What the task requires: Look at every line below and count those containing "screenshot". Answer with the number only.

Data records for software interfaces:
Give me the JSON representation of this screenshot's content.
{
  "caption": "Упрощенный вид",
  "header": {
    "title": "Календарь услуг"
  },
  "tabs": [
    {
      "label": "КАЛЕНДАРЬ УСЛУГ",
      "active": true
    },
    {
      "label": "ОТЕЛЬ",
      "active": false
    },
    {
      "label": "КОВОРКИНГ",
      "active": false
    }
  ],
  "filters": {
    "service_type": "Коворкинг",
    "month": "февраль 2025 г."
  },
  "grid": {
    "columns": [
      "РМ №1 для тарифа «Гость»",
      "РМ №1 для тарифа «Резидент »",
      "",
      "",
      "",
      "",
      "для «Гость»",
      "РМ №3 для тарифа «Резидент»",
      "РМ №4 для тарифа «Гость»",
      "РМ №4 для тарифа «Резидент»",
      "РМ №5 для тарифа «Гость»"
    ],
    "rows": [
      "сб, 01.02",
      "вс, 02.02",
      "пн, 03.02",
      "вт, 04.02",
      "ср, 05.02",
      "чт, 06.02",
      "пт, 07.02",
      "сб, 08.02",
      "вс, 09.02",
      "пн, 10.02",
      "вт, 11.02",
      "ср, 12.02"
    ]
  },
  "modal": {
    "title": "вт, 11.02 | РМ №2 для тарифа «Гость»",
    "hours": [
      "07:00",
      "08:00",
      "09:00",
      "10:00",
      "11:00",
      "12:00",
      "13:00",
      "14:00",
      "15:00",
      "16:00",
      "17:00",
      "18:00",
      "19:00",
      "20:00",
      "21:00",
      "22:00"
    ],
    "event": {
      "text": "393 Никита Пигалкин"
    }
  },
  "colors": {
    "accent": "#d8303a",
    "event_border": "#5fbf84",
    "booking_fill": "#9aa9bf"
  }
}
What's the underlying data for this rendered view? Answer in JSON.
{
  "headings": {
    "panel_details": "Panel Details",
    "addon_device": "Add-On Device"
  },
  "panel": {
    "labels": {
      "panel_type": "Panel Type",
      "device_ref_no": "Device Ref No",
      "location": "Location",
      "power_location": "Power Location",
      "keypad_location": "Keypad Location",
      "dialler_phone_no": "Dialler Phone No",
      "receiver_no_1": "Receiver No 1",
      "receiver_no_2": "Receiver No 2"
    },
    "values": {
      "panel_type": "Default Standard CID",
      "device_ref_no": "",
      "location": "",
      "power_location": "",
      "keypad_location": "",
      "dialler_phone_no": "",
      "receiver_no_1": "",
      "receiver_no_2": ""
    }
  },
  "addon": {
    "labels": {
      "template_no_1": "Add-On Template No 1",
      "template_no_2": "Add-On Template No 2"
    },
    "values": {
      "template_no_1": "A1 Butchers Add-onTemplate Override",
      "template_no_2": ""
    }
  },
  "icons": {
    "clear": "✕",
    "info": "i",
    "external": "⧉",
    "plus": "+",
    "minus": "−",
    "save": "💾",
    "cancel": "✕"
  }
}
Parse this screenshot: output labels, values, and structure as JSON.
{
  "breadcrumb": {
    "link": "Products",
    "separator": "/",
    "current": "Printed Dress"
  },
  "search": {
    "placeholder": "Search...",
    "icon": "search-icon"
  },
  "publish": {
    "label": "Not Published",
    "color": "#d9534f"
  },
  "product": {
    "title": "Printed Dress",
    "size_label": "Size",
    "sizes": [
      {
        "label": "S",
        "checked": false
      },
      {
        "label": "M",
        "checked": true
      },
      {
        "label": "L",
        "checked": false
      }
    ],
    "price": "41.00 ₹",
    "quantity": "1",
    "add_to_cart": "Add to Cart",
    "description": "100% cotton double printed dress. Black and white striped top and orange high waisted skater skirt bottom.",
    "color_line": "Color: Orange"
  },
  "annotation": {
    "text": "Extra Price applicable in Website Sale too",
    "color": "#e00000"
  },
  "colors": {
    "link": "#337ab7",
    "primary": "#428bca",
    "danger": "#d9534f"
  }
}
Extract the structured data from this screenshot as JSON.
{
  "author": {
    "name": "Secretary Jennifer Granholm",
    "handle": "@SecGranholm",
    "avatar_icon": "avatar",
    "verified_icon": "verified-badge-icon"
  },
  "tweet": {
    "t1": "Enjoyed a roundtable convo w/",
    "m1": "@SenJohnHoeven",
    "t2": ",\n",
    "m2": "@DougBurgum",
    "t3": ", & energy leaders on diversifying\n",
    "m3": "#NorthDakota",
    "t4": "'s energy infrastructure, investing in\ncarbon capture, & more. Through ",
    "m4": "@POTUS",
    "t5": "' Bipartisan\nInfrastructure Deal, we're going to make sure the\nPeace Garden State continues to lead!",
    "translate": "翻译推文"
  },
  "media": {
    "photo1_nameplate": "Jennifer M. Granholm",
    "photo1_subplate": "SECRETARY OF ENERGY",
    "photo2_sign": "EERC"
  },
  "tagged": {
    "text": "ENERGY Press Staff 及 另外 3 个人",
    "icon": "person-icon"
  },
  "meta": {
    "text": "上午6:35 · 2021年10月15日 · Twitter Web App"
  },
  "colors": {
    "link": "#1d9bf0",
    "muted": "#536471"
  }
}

Output of the exercise: 3